In early 1999, Capt. Camacho was presented the Distinguished Service Cross. The request was made by Senator Bob Smith (NH), and the presentation made by Gov. George Bush. During the ceremony, Senator Bob Smith recounted that "Sergeant First Class Camacho resisted capture during the enemy raid on his Special Forces Camp in Vietnam, cared for his wounded soldiers and attempted to rescue others. Following his capture by the Viet Cong and cruel confinement, he then implemented a daring and successful escape nineteen months later. In 1997, he was awarded the Silver Star.
Good Morning ladies and men, My name is Billy Waugh, and hope this finds you all well.
I have completed a 290-page book titled Isaac Camacho, an American Hero, which recites Isaac C's description of his days as a POW. To go with the book is a 135-page web-site that includes Maps, Sketches, photographs, and documents gathered and prepared for this book. The site is http://isaaccamachoamericanhero.com
Three other US Army Special Forces NCOs were captured in the same battle, one day after President John F. Kennedy was assassinated in Dallas, TX. Isaac Camacho had heard the assassination news just a few hours before his capture.

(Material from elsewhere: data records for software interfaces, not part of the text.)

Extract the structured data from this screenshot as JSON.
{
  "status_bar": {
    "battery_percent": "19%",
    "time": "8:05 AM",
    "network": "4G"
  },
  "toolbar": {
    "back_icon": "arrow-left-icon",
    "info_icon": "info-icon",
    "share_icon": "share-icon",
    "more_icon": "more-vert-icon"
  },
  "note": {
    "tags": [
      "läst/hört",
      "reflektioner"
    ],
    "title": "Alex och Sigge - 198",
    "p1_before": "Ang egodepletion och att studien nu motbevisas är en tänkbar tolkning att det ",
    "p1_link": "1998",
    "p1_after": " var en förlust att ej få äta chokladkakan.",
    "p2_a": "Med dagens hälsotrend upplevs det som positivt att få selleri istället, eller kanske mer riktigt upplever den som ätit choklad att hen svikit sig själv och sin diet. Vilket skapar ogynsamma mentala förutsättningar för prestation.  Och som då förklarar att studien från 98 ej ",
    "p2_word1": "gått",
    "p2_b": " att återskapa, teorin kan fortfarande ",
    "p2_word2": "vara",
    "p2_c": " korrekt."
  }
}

The idea is that the reader (shooting for military readers primarily) will view the web-site when queued in the reading, as the story of Isaac's battle to save the Special Forces Camp at Hiep Hoa, SVN on 24 Nov 1963, his WIA, and capture; the subsequent march through the Parrot's beak of Cambodia, up through western Tay Ninh Province, in into the COSVN POW Camp named B-20 straddling the Cambodian / SVN border some fifteen KM northwest of the village of Katum, SVN (once a Special Forces CIDG camp)
`I believe you will find the web-site comprehensive, and the book simply written in chronological arrangement, describing Isaac's memories of his POW days of caging.
Isaac's mother, Ms. Maria Eloreaga is more than 90-years now, and not well. Her Mother was a 100% Mescalero-Apache from the NM or AZ area, who lived in Fabens, TX during Isaac Camacho's young days. Ike's father was a Mexican who earned his living driving a truck to the Texas Valley and back to the ELP area. Ike's father was killed in a trucking accident while he (Isaac) was a young lad...
The book describes the work-details, interrogations, sicknesses, and treatment, as he was caged, shackled, chained to a tree in the open jungle for 21 months, plus a few days. His coping was difficult, as you experts know. None-the-less - his planning and daring escape were completed in Jul 1965, as Isaac had been unshackled for a few days, as his chains were removed to be placed on another unseen POW somewhere nearby. ...
Isaac Camacho is alive and well, living in El Paso, TX with his wife Graciela (Lopez) Camacho, a wonderful Spanish lady of German descent.
... Please check the web-site www.billywaugh.net for a bit for a bit of info on some action in my life's AO.
Thanks for listening. Billy Waugh sends